The situation faced by the Christians of Anatolia, modern day Turkey, would have been something like this:
Christians in the first-century Mediterranean world would have attracted widespread but localised ill will for their failure to participate in the religious celebrations that permeated Roman culture – some in honour of the goddess of Rome herself, Roma, others in honour of the emperor and his divine attributes, and so on. Failing to associate themselves with these religiocultural activities, Christians would have invited social ostracism and other forms of harassment. Indeed, their behaviours would have been perceived by the general populace as antisocial, perhaps even bordering on the unlawful; failing to participate in these activities, they would have been charged with bringing on the city or town the disfavour of the gods.

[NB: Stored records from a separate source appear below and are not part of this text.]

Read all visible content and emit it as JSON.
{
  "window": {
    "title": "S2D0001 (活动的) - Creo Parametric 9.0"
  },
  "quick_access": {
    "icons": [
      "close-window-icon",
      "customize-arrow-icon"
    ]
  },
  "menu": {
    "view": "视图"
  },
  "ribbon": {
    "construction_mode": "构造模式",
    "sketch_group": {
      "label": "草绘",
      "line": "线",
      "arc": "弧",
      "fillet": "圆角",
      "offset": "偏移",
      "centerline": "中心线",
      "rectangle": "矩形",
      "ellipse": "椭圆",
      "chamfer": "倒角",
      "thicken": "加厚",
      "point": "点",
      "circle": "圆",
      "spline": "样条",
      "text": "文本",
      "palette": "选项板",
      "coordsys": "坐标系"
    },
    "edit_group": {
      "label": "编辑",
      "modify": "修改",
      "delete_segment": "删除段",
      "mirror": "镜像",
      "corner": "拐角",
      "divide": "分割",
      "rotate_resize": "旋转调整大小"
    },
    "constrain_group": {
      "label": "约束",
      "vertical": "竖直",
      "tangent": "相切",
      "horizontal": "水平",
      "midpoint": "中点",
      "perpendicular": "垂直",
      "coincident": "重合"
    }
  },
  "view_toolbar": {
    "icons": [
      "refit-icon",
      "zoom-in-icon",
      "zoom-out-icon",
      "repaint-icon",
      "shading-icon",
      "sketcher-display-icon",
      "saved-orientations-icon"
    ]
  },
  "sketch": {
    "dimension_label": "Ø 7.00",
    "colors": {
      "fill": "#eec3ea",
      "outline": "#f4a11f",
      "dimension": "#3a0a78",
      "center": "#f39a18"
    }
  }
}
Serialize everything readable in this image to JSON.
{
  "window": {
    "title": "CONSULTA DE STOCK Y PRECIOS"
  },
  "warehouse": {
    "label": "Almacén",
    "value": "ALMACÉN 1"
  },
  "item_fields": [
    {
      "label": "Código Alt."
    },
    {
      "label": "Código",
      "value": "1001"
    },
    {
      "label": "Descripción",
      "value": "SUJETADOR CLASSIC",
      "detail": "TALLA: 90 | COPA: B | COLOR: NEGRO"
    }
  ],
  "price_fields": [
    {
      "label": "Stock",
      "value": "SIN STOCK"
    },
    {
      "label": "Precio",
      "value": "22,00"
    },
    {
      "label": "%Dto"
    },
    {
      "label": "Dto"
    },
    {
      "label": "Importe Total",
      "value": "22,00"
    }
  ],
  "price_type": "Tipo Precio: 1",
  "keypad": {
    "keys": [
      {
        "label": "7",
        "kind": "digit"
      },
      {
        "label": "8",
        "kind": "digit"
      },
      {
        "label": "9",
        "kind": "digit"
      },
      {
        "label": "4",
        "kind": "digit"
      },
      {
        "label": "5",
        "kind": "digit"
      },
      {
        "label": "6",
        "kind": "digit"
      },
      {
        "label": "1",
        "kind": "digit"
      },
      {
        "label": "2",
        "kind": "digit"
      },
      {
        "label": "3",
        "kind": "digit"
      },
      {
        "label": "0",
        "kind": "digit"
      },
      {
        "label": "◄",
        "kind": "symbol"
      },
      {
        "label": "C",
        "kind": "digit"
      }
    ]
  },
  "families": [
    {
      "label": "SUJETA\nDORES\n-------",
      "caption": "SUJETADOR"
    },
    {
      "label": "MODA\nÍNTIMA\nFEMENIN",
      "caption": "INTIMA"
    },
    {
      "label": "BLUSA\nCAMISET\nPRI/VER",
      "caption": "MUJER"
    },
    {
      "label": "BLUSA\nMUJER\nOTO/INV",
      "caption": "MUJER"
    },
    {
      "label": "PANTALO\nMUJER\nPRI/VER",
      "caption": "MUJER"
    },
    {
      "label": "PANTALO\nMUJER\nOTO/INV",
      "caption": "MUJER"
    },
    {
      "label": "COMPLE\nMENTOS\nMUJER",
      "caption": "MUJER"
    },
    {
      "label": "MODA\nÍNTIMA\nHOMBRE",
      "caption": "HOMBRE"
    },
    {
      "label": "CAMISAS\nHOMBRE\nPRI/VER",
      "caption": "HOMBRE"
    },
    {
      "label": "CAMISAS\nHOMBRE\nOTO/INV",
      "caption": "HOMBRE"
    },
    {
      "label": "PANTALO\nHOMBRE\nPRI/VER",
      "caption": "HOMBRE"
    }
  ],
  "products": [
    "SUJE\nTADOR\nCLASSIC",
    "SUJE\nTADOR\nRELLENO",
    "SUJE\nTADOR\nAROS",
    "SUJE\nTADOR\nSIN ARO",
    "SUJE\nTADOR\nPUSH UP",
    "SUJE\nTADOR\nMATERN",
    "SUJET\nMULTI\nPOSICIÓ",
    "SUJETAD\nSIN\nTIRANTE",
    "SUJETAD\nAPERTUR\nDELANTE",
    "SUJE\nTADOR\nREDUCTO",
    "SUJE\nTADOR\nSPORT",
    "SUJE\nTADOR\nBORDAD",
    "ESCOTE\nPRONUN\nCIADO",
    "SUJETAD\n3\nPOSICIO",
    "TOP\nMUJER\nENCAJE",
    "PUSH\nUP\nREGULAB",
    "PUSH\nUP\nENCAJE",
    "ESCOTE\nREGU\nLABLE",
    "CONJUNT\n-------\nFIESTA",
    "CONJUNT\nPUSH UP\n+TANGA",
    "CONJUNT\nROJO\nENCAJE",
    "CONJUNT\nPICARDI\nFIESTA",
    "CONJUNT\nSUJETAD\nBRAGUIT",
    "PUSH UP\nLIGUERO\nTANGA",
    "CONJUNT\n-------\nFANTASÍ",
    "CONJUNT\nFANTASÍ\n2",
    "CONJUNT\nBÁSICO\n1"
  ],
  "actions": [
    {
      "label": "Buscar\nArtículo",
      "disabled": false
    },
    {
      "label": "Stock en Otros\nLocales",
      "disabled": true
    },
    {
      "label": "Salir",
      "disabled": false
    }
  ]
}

Official Roman policy need not have dictated action against Christians for followers of Jesus as Lord to be subjected to mob action on account of their association with the name of Christ.
 Achtemeier, Green, Thompson, Introducing the New Testament, 519-20.